Top of MATERIAL SUPPLIED

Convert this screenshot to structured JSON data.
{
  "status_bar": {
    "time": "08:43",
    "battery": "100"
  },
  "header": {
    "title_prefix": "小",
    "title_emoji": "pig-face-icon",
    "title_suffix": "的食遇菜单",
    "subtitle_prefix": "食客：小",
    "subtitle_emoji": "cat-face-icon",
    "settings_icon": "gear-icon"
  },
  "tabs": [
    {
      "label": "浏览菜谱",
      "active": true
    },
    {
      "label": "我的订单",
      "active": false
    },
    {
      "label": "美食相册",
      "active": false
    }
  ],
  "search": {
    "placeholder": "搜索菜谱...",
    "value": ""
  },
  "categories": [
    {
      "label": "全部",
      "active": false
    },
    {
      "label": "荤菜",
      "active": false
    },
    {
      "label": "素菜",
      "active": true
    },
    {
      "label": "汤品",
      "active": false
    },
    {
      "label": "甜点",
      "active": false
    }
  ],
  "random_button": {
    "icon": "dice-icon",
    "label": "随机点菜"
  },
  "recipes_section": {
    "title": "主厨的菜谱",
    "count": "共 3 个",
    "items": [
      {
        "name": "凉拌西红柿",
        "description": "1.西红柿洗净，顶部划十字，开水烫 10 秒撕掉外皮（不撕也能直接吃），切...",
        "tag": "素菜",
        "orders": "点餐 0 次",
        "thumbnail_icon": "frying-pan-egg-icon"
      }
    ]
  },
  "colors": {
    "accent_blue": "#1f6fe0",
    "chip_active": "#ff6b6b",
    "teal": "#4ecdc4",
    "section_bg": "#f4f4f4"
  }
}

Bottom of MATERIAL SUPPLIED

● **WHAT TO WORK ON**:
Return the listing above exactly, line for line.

● **ANSWER SPACE**:
Convert this screenshot to structured JSON data.
{
  "status_bar": {
    "time": "08:43",
    "battery": "100"
  },
  "header": {
    "title_prefix": "小",
    "title_emoji": "pig-face-icon",
    "title_suffix": "的食遇菜单",
    "subtitle_prefix": "食客：小",
    "subtitle_emoji": "cat-face-icon",
    "settings_icon": "gear-icon"
  },
  "tabs": [
    {
      "label": "浏览菜谱",
      "active": true
    },
    {
      "label": "我的订单",
      "active": false
    },
    {
      "label": "美食相册",
      "active": false
    }
  ],
  "search": {
    "placeholder": "搜索菜谱...",
    "value": ""
  },
  "categories": [
    {
      "label": "全部",
      "active": false
    },
    {
      "label": "荤菜",
      "active": false
    },
    {
      "label": "素菜",
      "active": true
    },
    {
      "label": "汤品",
      "active": false
    },
    {
      "label": "甜点",
      "active": false
    }
  ],
  "random_button": {
    "icon": "dice-icon",
    "label": "随机点菜"
  },
  "recipes_section": {
    "title": "主厨的菜谱",
    "count": "共 3 个",
    "items": [
      {
        "name": "凉拌西红柿",
        "description": "1.西红柿洗净，顶部划十字，开水烫 10 秒撕掉外皮（不撕也能直接吃），切...",
        "tag": "素菜",
        "orders": "点餐 0 次",
        "thumbnail_icon": "frying-pan-egg-icon"
      }
    ]
  },
  "colors": {
    "accent_blue": "#1f6fe0",
    "chip_active": "#ff6b6b",
    "teal": "#4ecdc4",
    "section_bg": "#f4f4f4"
  }
}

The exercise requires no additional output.